Data excerpts

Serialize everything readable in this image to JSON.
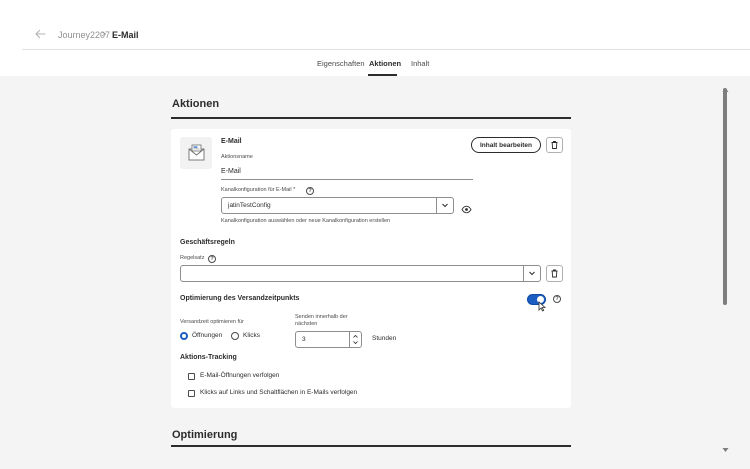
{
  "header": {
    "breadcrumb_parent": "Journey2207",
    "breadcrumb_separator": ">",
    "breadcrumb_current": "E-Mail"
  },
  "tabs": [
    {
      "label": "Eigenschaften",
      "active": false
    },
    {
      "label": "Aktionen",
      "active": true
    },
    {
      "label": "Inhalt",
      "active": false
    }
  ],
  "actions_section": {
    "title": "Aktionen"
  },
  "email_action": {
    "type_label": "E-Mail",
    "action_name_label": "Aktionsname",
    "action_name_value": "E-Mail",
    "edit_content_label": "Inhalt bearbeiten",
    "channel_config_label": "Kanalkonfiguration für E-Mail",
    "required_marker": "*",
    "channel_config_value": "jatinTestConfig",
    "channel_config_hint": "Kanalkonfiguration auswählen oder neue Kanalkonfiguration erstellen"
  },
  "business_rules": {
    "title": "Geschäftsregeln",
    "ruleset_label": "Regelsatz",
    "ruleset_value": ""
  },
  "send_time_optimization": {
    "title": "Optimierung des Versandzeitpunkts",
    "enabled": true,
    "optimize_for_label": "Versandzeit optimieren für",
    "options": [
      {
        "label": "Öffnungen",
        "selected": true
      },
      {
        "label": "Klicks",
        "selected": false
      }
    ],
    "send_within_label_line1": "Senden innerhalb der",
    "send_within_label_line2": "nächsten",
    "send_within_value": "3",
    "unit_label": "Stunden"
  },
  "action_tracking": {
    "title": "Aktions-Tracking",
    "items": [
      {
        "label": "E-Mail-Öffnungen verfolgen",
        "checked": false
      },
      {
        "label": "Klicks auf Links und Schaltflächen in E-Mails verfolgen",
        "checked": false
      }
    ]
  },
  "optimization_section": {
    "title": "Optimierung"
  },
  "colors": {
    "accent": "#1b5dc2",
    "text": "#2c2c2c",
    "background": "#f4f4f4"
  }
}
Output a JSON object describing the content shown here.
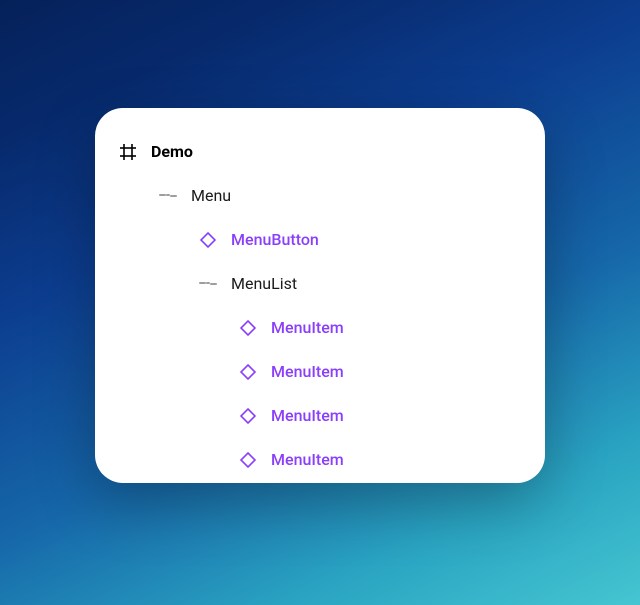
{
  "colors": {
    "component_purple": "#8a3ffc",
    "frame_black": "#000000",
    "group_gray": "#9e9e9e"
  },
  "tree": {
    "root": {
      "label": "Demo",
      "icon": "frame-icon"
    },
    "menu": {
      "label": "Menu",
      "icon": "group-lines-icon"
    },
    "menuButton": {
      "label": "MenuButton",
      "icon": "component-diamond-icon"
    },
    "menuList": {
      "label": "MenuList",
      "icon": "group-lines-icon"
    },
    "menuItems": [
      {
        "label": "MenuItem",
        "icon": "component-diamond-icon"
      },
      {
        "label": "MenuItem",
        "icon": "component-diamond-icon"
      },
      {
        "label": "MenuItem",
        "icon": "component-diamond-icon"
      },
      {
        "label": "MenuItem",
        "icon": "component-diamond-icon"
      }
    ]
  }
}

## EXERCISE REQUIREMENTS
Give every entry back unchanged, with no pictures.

## OUTPUT OF THE TASK
Serialize everything readable in this image to JSON.
{
  "header": {
    "breadcrumb_parent": "Journey2207",
    "breadcrumb_separator": ">",
    "breadcrumb_current": "E-Mail"
  },
  "tabs": [
    {
      "label": "Eigenschaften",
      "active": false
    },
    {
      "label": "Aktionen",
      "active": true
    },
    {
      "label": "Inhalt",
      "active": false
    }
  ],
  "actions_section": {
    "title": "Aktionen"
  },
  "email_action": {
    "type_label": "E-Mail",
    "action_name_label": "Aktionsname",
    "action_name_value": "E-Mail",
    "edit_content_label": "Inhalt bearbeiten",
    "channel_config_label": "Kanalkonfiguration für E-Mail",
    "required_marker": "*",
    "channel_config_value": "jatinTestConfig",
    "channel_config_hint": "Kanalkonfiguration auswählen oder neue Kanalkonfiguration erstellen"
  },
  "business_rules": {
    "title": "Geschäftsregeln",
    "ruleset_label": "Regelsatz",
    "ruleset_value": ""
  },
  "send_time_optimization": {
    "title": "Optimierung des Versandzeitpunkts",
    "enabled": true,
    "optimize_for_label": "Versandzeit optimieren für",
    "options": [
      {
        "label": "Öffnungen",
        "selected": true
      },
      {
        "label": "Klicks",
        "selected": false
      }
    ],
    "send_within_label_line1": "Senden innerhalb der",
    "send_within_label_line2": "nächsten",
    "send_within_value": "3",
    "unit_label": "Stunden"
  },
  "action_tracking": {
    "title": "Aktions-Tracking",
    "items": [
      {
        "label": "E-Mail-Öffnungen verfolgen",
        "checked": false
      },
      {
        "label": "Klicks auf Links und Schaltflächen in E-Mails verfolgen",
        "checked": false
      }
    ]
  },
  "optimization_section": {
    "title": "Optimierung"
  },
  "colors": {
    "accent": "#1b5dc2",
    "text": "#2c2c2c",
    "background": "#f4f4f4"
  }
}
Output a JSON object describing the content shown here.
{
  "colors": {
    "component_purple": "#8a3ffc",
    "frame_black": "#000000",
    "group_gray": "#9e9e9e"
  },
  "tree": {
    "root": {
      "label": "Demo",
      "icon": "frame-icon"
    },
    "menu": {
      "label": "Menu",
      "icon": "group-lines-icon"
    },
    "menuButton": {
      "label": "MenuButton",
      "icon": "component-diamond-icon"
    },
    "menuList": {
      "label": "MenuList",
      "icon": "group-lines-icon"
    },
    "menuItems": [
      {
        "label": "MenuItem",
        "icon": "component-diamond-icon"
      },
      {
        "label": "MenuItem",
        "icon": "component-diamond-icon"
      },
      {
        "label": "MenuItem",
        "icon": "component-diamond-icon"
      },
      {
        "label": "MenuItem",
        "icon": "component-diamond-icon"
      }
    ]
  }
}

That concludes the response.